I'm really not going to go much further into the plot or the characters, because I don't want to inadvertently spoil anything, or ruin the book for anyone. Most of the characters, with the exception of Farmer, you'll already know if you've read any of Beka's books anyway, so I don't think a character analysis is really needed at this point. I will mention that I enjoyed Farmer, and the role he played in relation to Beka. I thought he was cute, oh so funny, and just really, really good at what he did. (view spoiler)[That is kissing Beka :D (hide spoiler)]
The romance, yes, yes, there is one, was something I really enjoyed, and felt fit Beka nicely for her character (view spoiler)[even if she didn't end up with a certain rogue-which I don't think would've worked out anyway, because Beka is just too law-centered to be able to overlook those kind of attributes (hide spoiler)]. I always like how Pierce never makes the romance the center of the novel, and I was particularly glad it didn't happen in Mastiff, because it just wouldn't have fit Beka's character.
(I must mention, probably for the millionth time, that I just love Beka. She's one of my favorite heroines, and I even like her more than Alanna :O)
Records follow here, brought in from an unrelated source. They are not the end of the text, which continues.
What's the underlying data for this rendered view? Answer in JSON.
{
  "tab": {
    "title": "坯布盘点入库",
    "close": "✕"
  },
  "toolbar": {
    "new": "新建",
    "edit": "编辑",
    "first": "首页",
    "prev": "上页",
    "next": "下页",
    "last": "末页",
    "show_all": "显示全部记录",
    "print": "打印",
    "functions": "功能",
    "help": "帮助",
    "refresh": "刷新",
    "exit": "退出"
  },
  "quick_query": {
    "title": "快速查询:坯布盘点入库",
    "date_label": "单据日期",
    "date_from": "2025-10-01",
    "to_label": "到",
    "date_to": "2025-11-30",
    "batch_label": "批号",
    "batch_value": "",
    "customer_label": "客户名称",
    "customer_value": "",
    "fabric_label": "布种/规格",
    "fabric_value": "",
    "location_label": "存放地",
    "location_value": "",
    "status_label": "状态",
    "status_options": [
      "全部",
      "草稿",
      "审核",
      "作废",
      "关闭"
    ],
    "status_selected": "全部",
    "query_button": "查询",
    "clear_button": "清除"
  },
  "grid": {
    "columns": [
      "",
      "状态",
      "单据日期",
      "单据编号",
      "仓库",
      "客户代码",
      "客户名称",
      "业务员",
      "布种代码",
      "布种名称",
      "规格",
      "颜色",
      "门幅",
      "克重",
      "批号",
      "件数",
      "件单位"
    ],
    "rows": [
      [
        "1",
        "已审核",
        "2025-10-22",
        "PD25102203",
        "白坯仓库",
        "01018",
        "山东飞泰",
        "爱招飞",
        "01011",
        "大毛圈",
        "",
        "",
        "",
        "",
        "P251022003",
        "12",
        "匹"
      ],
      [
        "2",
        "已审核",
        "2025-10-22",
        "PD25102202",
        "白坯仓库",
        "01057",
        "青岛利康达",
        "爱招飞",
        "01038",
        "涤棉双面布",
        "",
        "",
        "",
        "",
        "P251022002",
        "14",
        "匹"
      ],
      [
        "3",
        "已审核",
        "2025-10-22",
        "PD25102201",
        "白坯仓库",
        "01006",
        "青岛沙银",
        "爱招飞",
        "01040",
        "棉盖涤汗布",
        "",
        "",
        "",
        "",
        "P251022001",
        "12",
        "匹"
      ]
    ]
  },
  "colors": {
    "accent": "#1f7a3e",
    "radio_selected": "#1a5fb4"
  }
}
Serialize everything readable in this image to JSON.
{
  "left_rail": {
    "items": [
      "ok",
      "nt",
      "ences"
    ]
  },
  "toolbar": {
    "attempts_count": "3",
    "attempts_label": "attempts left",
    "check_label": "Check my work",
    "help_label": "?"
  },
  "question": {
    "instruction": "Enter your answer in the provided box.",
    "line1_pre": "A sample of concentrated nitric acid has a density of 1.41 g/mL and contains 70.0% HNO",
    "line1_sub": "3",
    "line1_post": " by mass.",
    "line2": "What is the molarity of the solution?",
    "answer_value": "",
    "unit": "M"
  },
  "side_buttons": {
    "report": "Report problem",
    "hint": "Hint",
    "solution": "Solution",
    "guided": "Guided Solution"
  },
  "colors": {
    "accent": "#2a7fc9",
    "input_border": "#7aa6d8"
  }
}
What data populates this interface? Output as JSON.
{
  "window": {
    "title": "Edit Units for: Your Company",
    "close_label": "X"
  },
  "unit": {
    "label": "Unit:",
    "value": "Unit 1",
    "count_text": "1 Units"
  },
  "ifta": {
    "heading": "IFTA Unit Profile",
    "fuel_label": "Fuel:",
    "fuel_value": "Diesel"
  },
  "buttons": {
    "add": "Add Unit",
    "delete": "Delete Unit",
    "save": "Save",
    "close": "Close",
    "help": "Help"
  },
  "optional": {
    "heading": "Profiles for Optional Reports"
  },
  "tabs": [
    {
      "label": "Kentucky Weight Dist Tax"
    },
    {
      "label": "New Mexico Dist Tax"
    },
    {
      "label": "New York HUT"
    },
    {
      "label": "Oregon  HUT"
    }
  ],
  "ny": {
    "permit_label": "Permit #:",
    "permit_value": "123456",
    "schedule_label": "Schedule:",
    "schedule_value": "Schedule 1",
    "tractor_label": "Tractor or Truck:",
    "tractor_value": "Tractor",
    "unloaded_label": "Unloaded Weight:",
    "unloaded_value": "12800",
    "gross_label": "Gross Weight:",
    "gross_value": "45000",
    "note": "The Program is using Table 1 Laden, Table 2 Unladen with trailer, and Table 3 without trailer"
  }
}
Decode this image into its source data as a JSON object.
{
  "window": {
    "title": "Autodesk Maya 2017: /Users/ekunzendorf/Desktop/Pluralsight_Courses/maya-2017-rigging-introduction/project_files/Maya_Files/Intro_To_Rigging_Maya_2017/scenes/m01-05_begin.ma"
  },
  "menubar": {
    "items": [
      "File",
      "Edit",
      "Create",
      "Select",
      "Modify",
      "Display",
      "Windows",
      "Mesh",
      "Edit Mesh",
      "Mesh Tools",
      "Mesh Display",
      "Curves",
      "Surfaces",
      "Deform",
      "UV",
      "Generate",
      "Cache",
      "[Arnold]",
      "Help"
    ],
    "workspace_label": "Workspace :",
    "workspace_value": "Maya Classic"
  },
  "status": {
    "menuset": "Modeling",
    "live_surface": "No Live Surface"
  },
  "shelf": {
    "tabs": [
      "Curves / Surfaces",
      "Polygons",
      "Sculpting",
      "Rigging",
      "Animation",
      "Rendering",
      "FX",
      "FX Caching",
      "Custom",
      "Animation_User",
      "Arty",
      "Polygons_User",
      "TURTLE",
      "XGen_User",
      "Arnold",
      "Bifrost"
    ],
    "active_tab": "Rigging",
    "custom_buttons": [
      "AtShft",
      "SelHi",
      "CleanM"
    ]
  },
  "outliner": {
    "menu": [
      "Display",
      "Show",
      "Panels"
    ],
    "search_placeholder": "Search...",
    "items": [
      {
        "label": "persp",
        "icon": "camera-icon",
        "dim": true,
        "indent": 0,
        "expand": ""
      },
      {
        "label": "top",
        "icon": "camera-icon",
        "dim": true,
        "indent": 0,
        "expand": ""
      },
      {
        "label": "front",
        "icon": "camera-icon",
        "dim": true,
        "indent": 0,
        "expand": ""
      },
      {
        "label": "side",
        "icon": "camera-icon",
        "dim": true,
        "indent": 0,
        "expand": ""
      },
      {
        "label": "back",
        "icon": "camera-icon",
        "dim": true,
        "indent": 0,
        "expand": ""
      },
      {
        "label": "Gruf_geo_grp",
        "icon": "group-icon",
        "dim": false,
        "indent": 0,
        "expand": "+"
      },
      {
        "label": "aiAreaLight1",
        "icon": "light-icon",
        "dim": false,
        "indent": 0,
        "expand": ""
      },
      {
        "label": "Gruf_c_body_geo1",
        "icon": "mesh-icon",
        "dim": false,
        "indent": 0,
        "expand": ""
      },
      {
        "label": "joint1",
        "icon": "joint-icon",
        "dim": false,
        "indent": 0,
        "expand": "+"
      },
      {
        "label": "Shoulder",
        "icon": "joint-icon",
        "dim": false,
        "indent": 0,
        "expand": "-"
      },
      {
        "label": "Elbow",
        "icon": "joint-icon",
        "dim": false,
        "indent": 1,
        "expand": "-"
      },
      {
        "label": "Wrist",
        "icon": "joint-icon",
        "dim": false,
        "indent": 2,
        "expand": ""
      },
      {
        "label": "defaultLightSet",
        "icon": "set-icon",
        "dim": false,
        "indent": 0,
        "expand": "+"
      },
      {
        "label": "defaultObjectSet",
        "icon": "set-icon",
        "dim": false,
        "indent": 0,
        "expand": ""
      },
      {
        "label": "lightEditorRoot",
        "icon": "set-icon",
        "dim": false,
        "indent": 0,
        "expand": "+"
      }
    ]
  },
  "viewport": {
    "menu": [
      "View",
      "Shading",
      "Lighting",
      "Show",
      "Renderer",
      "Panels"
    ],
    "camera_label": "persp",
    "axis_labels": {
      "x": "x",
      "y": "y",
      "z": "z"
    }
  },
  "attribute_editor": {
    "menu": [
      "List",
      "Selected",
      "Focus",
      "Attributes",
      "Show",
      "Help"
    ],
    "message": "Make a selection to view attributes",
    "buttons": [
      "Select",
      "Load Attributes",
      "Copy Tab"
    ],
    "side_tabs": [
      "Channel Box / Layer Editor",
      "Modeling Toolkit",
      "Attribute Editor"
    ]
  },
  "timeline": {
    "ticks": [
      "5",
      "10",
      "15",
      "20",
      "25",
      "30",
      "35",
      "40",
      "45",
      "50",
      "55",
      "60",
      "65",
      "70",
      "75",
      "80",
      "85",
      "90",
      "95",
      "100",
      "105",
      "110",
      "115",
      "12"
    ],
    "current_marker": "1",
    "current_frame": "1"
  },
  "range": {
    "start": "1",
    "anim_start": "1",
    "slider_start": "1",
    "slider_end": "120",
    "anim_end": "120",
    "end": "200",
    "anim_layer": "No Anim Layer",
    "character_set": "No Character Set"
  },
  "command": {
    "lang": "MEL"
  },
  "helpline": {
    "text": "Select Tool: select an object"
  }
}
There was one thing I found kind of odd while reading this, and that was the ending. Or at least the way it was written. It could be because the majority of Mastiff is so dreadfully sad, but I found the more happier aspects awkward to read. Again, might be me, but it's something to consider. I'll probably figure out what was bothering me when I re-read this novel in a few years. Otherwise, the writing, as always, was top notch, and so, so, so addicting. Mrs. Pierce, you kill all my spare time with your books. Please don't ever stop.
All in all, Mastiff was a fantastic, if utterly depressing, way to end such a wonderfully gritty series. (WHY DID IT HAVE TO END??!! BEKKKKAAAAA!!!!) 5/5["br"]>["br"]>["br"]>["br"]>["br"]>["br"]>["br"]>["br"]>["br"]>["br"]>["br"]>["br"]>["br"]>["br"]>["br"]>["br"]>["br"]>["br"]>["br"]>["br"]>(less)